February 26, 2022 | Elizabeth Kuzyk
Jean Michel Basquiat and Rammellzee in Los Angeles, 1982; photo taken by Stephen Torton
KUZYK Community Series x Stephen Torton
American Artist / Assistant to Jean Michel Basquiat
How would you describe the Lower East Side art scene in the 1980s?
It was like high school. Ambitious, competitive. It was childish. And that was part of its beauty.
Tell us about your artwork, what inspires you? What is your favorite medium?
My favorite medium: cement and plaster, because I was very inspired by the renaissance. I’m inspired by projects that have been passed along to me…picking up what someone has put down or passed along.
I dropped out of college and always tried to compensate, so I was always learning. My MODUS OPERANDI : “Can I help?”
What’s your favorite memory of New York?
I was born in NYC. When I was 15, I was in a biking accident and my memory was wiped. My memory before 15 feels like a maze. A haze.
An experience that was the strongest in my life: In 1968, going to school and having the black panthers storm the halls. It was my first vision of human power.
How did you meet Jean Michel Basquiat? How did he influence your artwork?

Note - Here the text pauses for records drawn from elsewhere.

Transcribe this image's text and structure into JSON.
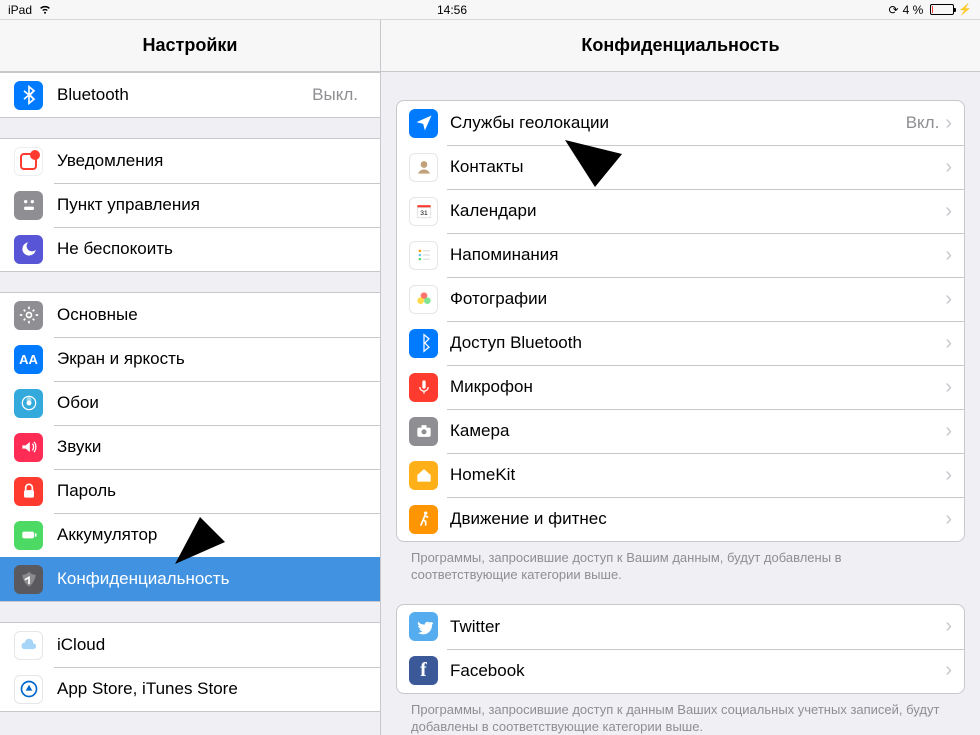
{
  "statusbar": {
    "device": "iPad",
    "time": "14:56",
    "batteryText": "4 %"
  },
  "sidebar": {
    "title": "Настройки",
    "bluetooth": {
      "label": "Bluetooth",
      "value": "Выкл."
    },
    "notifications": "Уведомления",
    "controlcenter": "Пункт управления",
    "dnd": "Не беспокоить",
    "general": "Основные",
    "display": "Экран и яркость",
    "wallpaper": "Обои",
    "sounds": "Звуки",
    "passcode": "Пароль",
    "battery": "Аккумулятор",
    "privacy": "Конфиденциальность",
    "icloud": "iCloud",
    "appstore": "App Store, iTunes Store"
  },
  "detail": {
    "title": "Конфиденциальность",
    "location": {
      "label": "Службы геолокации",
      "value": "Вкл."
    },
    "contacts": "Контакты",
    "calendars": "Календари",
    "reminders": "Напоминания",
    "photos": "Фотографии",
    "btaccess": "Доступ Bluetooth",
    "microphone": "Микрофон",
    "camera": "Камера",
    "homekit": "HomeKit",
    "motion": "Движение и фитнес",
    "footer1": "Программы, запросившие доступ к Вашим данным, будут добавлены в соответствующие категории выше.",
    "twitter": "Twitter",
    "facebook": "Facebook",
    "footer2": "Программы, запросившие доступ к данным Ваших социальных учетных записей, будут добавлены в соответствующие категории выше."
  }
}
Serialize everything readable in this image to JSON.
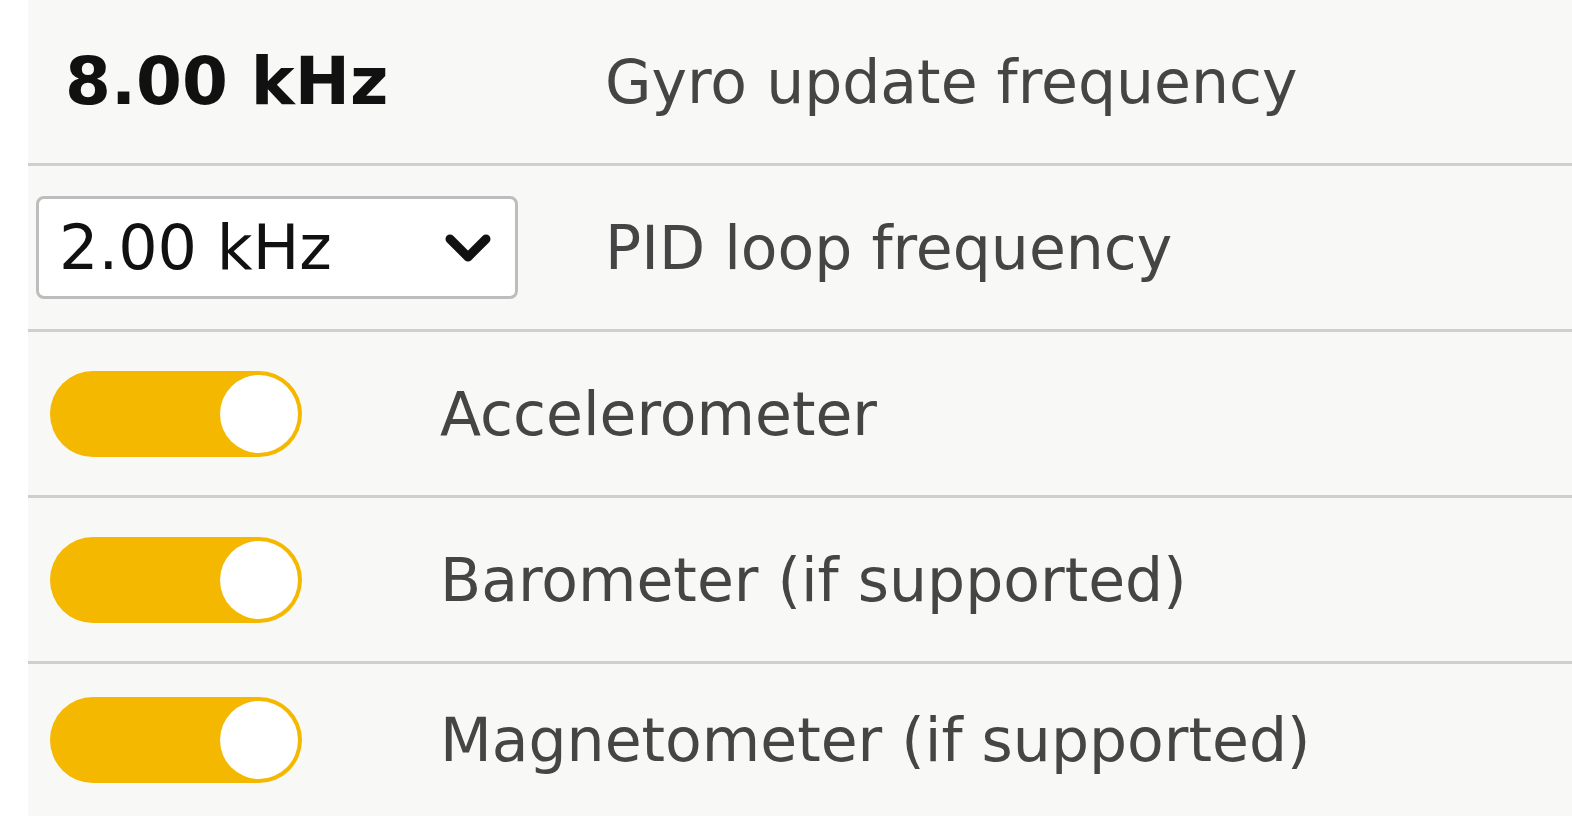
{
  "rows": [
    {
      "kind": "value",
      "value": "8.00 kHz",
      "label": "Gyro update frequency"
    },
    {
      "kind": "select",
      "value": "2.00 kHz",
      "label": "PID loop frequency"
    },
    {
      "kind": "toggle",
      "on": true,
      "label": "Accelerometer"
    },
    {
      "kind": "toggle",
      "on": true,
      "label": "Barometer (if supported)"
    },
    {
      "kind": "toggle",
      "on": true,
      "label": "Magnetometer (if supported)"
    }
  ]
}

We met on the dance floor at The Mud Club. I was a doorman and I was walking home from work. I walked by The Mud Club on the way home and Howie, the doorman, waved me over to come in. I was intrigued, so I went.

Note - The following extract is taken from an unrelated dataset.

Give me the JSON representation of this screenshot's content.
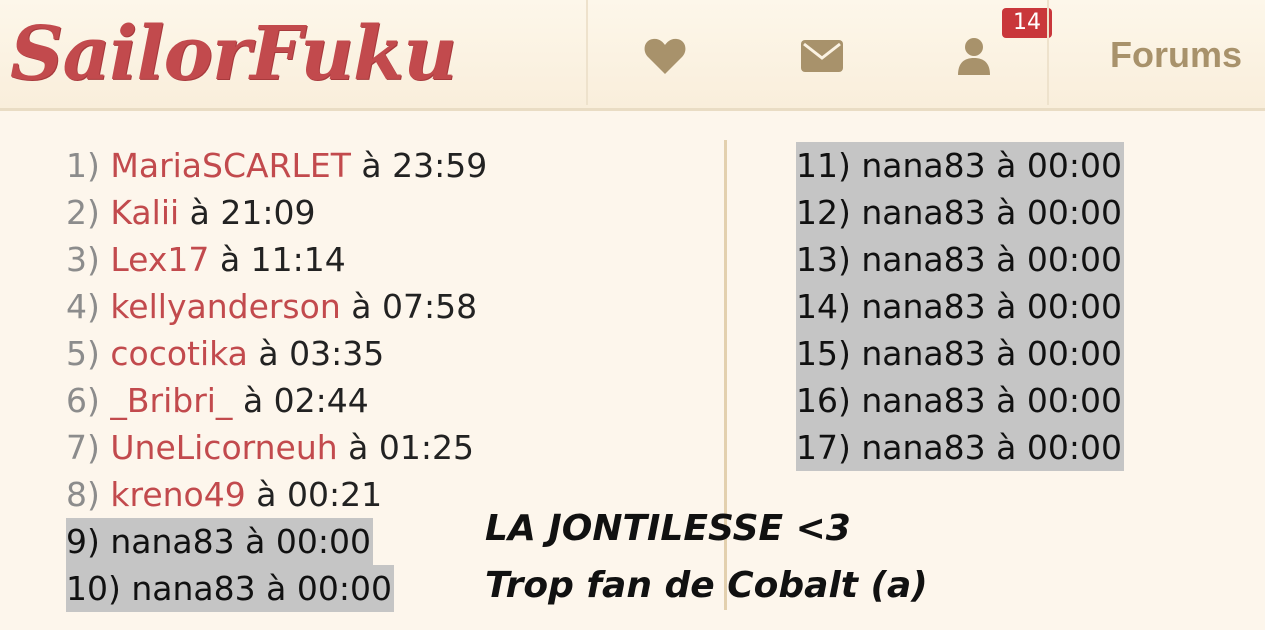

I lit a joint and from across the dance floor, Basquiat came towards me, in a mohawk, and took a hit of my joint and walked away. He was remarkable on the dance floor and in the neighborhood. He had a particular walk. He walked with a lean.
I went away to Europe, and later came back to nyc. We were introduced again and again. Then he hired me to be a bouncer for his party. He must have known I was a door man. Then I was his employee. It was a job.
I was also the doorman at 15 w 72nd street (behind The Dakota) where John Legend and Yoko Ono would walk by. I got great tips. With those tips, I ended up buying a loft in Soho, on White Street and West Broadway. It was a neighborhood where you could build your own apartment.
Although I very much enjoy making my own art, I’ve always enjoyed making art with other people. I have always run through my life in love, and in teams.
Describe what it was like to exist in such a creative atmosphere.
It was it’s own universe. Jean Michel was denied a place where he felt at home, so he built this loft on Crosby street, where each space was his. I never saw someone permeate a space the way he did.
Looking back, I think it was the first place he could call his own. It was a mix of acrylic, sweat, tobacco, people always visiting. It was intense.
Your canvases are works of art on their own. What is your process for creating the unique canvases? How do you think that changed or inspired his artwork?
Jean Michel would point to a pile of things (carpet tacks, rope, canvas, closet rod, molding), no tools, no nails. And each time it was a challenge - “Can you make a stretcher out of that?”
He knew I could. I made 250 canvases. He trusted me to follow their evolution. Making the canvases out of scraps was denying luxury. Which was Jean Michel’s style.
It was duality. As was he. Joyous yet sad and miserable. He lived in a duality. It was like surfing the waves of contradiction.
What’s your favorite memory of Jean Michel Basquiat?
It’s hard to put into words. He was transfixing. His nod of approval was coveted and his turning away was feared. If he gave you a smile, you won the lottery.
What item in your closet do you always bring with you in your travels?
I lose a lot of sh*t.
I had the jacket Giorgio Armani took off his back and gave to Rammellzee.
I had the jacket Jean Michel is wearing in the photo walking out of Maxfield with Rammellzee.
I lost both. Yet that inspiration, that spontaneity, has stayed with me.
What are the items you always pack when traveling?
I’ve never been attached to anything. I don’t have jewelry. I have never had a tattoo. I covet my Alexander McQueen boots. I appreciate him as an architect, I stand differently in them.
What is the most surprising thing in your closet you still love to wear?
It’s the clothes in my memories that are the most important.
Who are your favorite musicians?
I love the music that happens when walking down the street. My favorite thing is walking into a subway, when there is music coming from one train, next to the music from another direction. I never put music on.
How about your favorite film(s) ?
I like the making-of, behind the scenes. Burden of Dreams. The making-of Apocalypse Now by Catherine Coppola. I like films about films. My niche is makings-of films. My single favorite movie would probably be Chinatown, because I love photography. I am a visual person.
Madonna and Jean Michel Basquiat at his Crosby Street loft, 1982; photos taken by Stephen Torton